How did you get into construction?
A careers advisor. It wasn’t the best experience, but I was told to sit at a computer and answer about 100 questions as accurately and narrowly as possible to generate a shortlist of options. The computer generated three options – being a footwear designer, quantity surveyor or the SAS. Upon review of the three options, I decided that quantity surveyor was the most appealing option and the careers advisor put me in touch with the Chartered Surveyors Training Trust. Despite not being convinced by the process l am passionate about working in cost management and think the construction industry has been a fantastic place to make a living. That said, I recently watched Abstract: The Art of Design | Tinker Hatfield: Footwear Design on Netflix which did get me thinking!
What’s your favourite kind of project?
I think this is less about the ‘what’ and more about the ‘how’. So, not what service or sector, but more about how we tailor the approach to the client’s business model and how we then assemble the team, design, procure, contract and the continuous learning in execution and delivery.
What are your inspirations?
Where some people may struggle to find one, I have many who have inspired my efforts to date, but perhaps given my interest, a top ten in construction management:
Carl Morse, Sir Peter Trench, Richard Halpern, Harold Schiff, Peter Lehrer, Gene McGovern, Sir Frank Lampl, Sir Stuart Lipton, Peter Rogers and Ian Macpherson.
Do you have a favourite building?
I’m interested in the integrity of a building’s construction. Engineering isn’t something that you just use to hold things up or to service a space. It’s actually something that can contribute to the architecture, so I’m a big fan of inside-out buildings or high-tech architecture. Favourites include the Leadenhall Building (Cheesegrater), the Millennium Dome, Pompidou Centre and the Lloyd’s Building.
I’m mindful that all of those buildings were in fact designed by Richard Rogers. Perhaps it’s the colour, structure and movement, with the help of some enlightened clients and some rather brilliant and imaginative engineers putting concept before calculation. That said, there have been so many others that have inspired, but the work of Sir Nicholas Grimshaw perhaps deserves special mention for pushing the boundaries of construction with innovations in the process of construction, materials science and sustainability – examples of which include the Eden Project, Park Road Apartments and the Service Tower for Student Housing now sadly demolished.
Do you have a favourite book?
I never read books at school or college, but had a lecturer at university by the name of Andy Atkinson who helped me find a love of learning and reading. When I got to Davis Langdon we were encouraged to read a book called Good to Great by Jim Collins which I thought was just fantastic.
What’s your best career advice?
Three lines from Baz Luhrmann’s 1997 Everybody’s Free (To Wear Sunscreen):
Don’t worry about the future or worry, but know that worrying is as effective as trying to solve an algebra equation by chewing bubble gum.
Don’t waste your time on jealousy.
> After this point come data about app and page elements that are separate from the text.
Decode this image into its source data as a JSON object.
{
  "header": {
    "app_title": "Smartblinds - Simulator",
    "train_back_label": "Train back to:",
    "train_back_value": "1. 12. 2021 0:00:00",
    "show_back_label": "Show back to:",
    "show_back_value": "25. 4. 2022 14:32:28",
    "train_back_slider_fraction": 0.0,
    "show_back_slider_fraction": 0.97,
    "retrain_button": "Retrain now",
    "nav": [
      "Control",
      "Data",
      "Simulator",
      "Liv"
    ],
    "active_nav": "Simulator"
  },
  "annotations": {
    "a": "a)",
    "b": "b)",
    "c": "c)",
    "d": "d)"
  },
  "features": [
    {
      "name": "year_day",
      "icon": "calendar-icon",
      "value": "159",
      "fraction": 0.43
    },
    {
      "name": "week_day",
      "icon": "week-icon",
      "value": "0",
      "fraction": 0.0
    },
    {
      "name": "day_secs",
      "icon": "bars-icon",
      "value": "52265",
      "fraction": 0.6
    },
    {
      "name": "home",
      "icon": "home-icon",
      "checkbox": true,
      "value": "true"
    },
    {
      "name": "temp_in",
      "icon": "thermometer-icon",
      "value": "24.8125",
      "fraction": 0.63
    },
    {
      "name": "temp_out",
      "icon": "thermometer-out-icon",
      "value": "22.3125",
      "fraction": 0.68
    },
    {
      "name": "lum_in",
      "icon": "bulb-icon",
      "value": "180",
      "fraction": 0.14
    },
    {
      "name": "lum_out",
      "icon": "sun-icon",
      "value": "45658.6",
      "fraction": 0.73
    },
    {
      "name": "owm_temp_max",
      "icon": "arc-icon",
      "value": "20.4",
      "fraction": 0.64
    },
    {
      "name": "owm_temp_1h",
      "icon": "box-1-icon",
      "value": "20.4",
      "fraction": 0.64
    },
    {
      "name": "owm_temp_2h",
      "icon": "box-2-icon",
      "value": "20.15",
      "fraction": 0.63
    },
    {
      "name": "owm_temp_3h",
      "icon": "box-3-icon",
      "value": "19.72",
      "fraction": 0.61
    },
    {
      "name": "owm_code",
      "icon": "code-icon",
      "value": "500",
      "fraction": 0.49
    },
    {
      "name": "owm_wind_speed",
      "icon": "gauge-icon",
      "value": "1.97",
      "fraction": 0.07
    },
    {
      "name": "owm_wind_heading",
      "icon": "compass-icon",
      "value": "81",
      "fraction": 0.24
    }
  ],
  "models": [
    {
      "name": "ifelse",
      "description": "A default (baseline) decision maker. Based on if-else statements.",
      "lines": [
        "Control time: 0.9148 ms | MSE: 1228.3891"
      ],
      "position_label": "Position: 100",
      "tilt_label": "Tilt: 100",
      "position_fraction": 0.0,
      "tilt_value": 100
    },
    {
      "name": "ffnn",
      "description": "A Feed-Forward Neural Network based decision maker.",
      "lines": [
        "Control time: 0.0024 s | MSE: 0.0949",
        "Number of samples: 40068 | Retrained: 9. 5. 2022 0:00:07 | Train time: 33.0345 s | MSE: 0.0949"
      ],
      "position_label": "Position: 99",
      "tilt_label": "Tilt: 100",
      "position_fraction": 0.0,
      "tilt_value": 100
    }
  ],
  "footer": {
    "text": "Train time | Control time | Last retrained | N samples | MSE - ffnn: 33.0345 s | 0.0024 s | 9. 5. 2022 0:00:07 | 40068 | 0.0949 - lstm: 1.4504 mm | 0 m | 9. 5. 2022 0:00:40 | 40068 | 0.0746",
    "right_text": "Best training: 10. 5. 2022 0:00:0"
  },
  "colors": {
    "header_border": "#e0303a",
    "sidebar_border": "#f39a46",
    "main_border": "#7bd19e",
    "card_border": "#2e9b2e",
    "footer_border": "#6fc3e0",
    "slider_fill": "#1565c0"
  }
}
Sometimes you’re ahead, sometimes you’re behind. The race is long and in the end, it’s only with yourself.
Whatever you do, don’t congratulate yourself too much or berate yourself either. Your choices are half chance, so are everybody else’s.